■ **PROVIDED DATA**
——

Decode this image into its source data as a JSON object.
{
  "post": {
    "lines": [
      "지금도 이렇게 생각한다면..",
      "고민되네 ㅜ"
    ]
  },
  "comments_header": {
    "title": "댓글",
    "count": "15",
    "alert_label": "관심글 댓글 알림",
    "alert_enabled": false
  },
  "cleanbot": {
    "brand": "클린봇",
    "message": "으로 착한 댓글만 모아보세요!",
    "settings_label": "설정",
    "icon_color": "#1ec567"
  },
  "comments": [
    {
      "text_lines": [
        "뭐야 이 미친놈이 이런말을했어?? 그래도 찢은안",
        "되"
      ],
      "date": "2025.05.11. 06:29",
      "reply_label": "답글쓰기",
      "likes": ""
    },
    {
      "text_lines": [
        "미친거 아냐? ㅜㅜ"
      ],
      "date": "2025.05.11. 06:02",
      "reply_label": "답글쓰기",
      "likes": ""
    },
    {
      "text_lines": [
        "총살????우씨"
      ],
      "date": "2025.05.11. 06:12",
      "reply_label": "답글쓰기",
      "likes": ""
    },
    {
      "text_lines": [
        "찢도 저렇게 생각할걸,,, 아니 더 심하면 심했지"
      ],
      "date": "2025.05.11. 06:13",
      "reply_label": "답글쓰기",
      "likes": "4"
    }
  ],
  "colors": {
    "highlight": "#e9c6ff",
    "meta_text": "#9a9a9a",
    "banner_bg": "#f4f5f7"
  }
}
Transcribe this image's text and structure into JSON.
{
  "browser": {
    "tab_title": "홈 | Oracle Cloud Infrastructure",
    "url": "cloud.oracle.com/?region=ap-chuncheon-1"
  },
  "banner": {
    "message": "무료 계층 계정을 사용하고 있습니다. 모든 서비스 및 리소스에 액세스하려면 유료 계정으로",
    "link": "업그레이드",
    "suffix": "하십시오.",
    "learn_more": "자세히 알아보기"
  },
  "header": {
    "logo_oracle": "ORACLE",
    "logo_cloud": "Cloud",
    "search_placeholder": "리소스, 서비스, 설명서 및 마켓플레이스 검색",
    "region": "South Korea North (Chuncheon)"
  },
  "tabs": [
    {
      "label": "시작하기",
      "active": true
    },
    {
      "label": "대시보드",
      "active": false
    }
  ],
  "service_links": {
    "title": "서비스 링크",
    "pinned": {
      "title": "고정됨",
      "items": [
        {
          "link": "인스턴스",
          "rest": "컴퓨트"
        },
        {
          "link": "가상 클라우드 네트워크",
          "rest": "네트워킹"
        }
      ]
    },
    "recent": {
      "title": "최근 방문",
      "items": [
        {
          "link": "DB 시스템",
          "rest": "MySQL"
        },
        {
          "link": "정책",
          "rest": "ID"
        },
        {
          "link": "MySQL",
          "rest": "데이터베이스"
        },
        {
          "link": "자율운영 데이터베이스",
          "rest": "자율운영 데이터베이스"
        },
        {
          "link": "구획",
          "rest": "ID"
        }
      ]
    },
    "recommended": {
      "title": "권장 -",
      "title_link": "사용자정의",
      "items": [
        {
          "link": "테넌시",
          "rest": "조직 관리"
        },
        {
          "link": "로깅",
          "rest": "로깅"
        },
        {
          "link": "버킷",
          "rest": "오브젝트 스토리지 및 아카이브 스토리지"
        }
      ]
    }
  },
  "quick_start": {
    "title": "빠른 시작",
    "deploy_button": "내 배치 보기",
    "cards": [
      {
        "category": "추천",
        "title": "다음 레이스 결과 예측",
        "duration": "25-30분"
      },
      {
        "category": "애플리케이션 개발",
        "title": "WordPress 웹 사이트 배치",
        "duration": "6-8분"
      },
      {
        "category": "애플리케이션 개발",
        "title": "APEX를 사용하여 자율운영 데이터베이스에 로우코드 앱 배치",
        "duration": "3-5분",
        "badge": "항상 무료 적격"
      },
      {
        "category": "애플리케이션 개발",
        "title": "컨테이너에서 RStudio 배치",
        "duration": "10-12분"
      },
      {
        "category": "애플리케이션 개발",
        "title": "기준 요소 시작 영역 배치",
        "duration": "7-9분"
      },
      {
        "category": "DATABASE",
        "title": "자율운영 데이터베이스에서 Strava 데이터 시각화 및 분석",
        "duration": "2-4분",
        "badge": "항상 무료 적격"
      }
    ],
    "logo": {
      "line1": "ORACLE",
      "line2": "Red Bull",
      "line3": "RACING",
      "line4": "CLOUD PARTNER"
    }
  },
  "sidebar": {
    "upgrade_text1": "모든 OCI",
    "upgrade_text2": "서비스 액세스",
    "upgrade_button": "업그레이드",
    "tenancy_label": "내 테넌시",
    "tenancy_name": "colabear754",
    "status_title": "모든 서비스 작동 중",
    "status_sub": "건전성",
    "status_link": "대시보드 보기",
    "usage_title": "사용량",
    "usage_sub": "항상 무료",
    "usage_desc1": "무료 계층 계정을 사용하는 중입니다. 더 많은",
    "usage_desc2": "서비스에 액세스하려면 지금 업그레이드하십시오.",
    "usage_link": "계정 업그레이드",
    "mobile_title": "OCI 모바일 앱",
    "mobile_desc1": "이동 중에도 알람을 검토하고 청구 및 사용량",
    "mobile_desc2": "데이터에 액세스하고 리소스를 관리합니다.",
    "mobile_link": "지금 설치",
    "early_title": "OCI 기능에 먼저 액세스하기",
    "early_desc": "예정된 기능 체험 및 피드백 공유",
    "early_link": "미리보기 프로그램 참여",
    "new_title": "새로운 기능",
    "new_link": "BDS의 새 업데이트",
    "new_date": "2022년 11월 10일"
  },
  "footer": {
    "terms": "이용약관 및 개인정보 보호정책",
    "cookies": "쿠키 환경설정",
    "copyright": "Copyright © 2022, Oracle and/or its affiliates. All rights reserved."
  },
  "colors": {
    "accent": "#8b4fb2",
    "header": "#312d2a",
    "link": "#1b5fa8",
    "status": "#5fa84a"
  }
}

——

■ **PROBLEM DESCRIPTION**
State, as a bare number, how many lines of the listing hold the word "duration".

■ **YOUR SOLUTION**
6